Cinema as an art form has been driven by technology since its inception. The development of both cameras and media on which to record or play films has had a symbiotic role with the subject matter of movies.
As subjects of films, both ML and AI have been present, albeit in nascent form, since Fritz Lang’s Metropolis in 1927. Almost all histories of movies featuring ML start there and, along with AI, it has been a recurring theme. Noteworthy examples include; 2001: A Space Odyssey, War Games, I Robot, AI, Her, Ex Machina and Lucy.
There is a tendency for ML in particular to be portrayed in a negative, often malevolent light; as having an agenda of its own, contrary to that of the human protagonists. There are exceptions: in War Games from 1983, the computer WOPR eventually learns the futility of nuclear war by repeatedly playing every possible version of noughts and crosses/ tic-tac-toe.

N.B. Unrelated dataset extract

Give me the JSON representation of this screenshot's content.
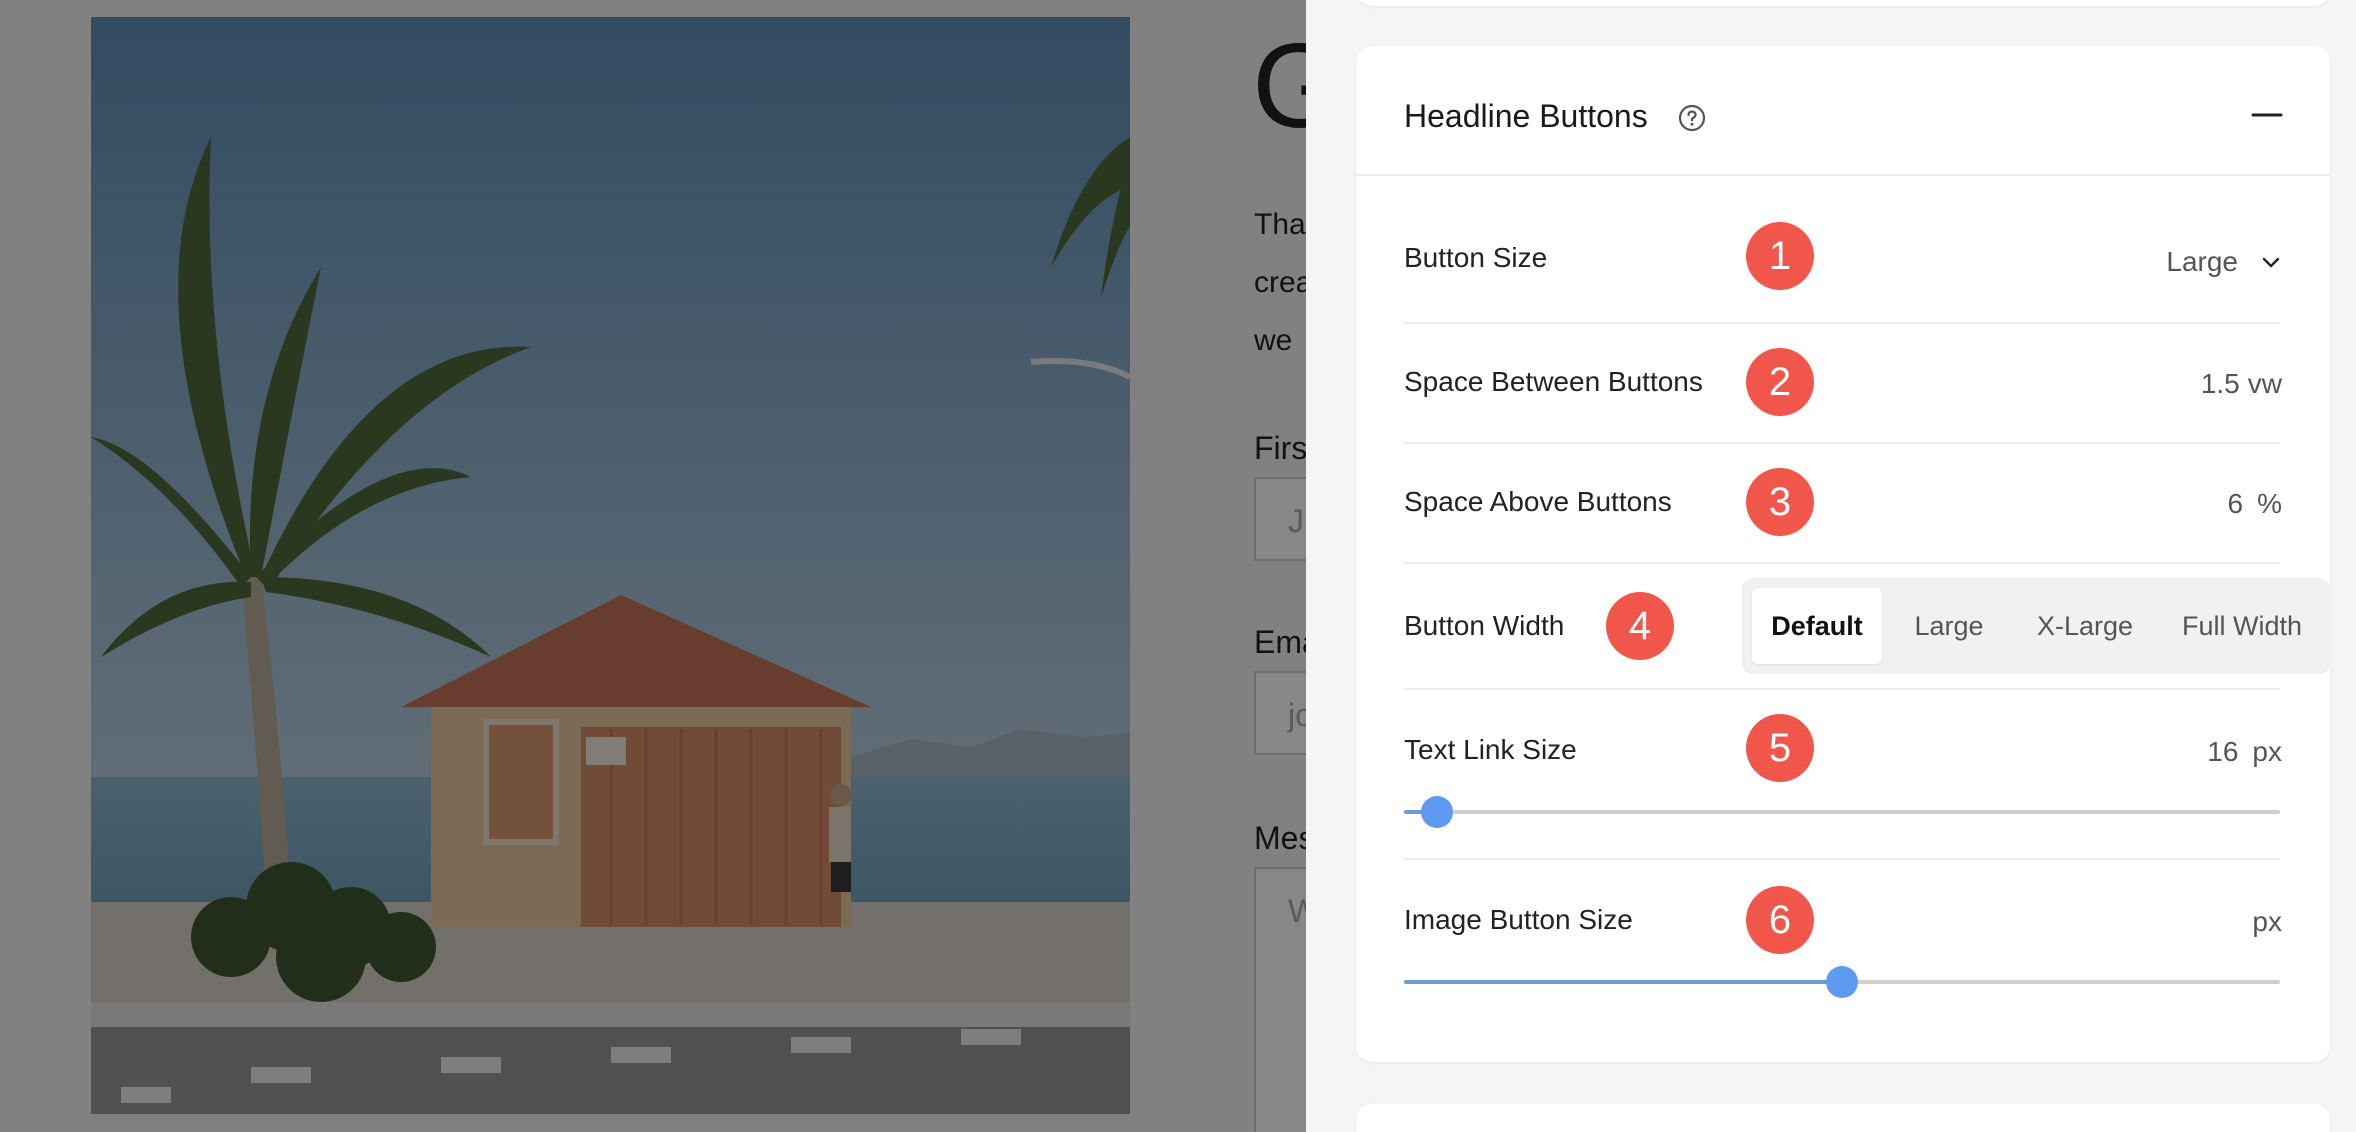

A much more nuanced approach is taken with the AI computer HAL 9000 in 2001: A Space Odyssey. Here the computer possesses cognitive circuits, which develop faults, impairing its ability to function effectively when presented with contradictory mission imperatives.

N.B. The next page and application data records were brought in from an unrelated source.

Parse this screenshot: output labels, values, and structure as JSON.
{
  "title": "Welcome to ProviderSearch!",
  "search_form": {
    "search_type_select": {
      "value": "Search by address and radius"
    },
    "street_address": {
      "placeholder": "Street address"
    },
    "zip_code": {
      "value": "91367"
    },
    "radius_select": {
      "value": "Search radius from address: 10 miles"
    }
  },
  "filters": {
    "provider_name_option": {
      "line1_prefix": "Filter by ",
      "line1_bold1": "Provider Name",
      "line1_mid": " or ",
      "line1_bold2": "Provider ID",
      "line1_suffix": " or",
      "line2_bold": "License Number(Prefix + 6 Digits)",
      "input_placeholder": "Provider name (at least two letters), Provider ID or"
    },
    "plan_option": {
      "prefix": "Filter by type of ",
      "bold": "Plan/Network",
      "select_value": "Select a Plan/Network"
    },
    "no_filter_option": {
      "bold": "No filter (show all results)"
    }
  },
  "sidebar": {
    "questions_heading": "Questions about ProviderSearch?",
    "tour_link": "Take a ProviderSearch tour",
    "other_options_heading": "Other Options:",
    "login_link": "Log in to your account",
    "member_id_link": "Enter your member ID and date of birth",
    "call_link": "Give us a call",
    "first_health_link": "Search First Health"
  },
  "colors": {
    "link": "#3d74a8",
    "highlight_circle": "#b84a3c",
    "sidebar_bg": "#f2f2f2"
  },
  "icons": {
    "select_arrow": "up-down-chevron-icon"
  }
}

For arguably the most realistic depiction of data science it is best to consider movies based on factual events. The use of data features heavily in both Moneyball and The Imitation Game.
Increasingly ML is being utilised to analyse all aspects of our consumption of movies. From day to day monitoring of our viewing preferences on YouTube in order to tailor suggestions or advertisements, to algorithmic analysis of thousands of films’ emotional arcs to categorise and codify each one as well as determine the likely success of a specific film or even to use ML data analysis to predict likely winners of Academy Awards.
There is progress ongoing in all of these facets of ML and AI in their application to usefully predict or influence our choices and preferences. There may come a time when, not unlike the Black Mirror episode Bandersnatch where the viewer makes choices that affect the plot and outcome of the story, ML algorithms will determine what version of a movie will be most appropriate to each individual viewer.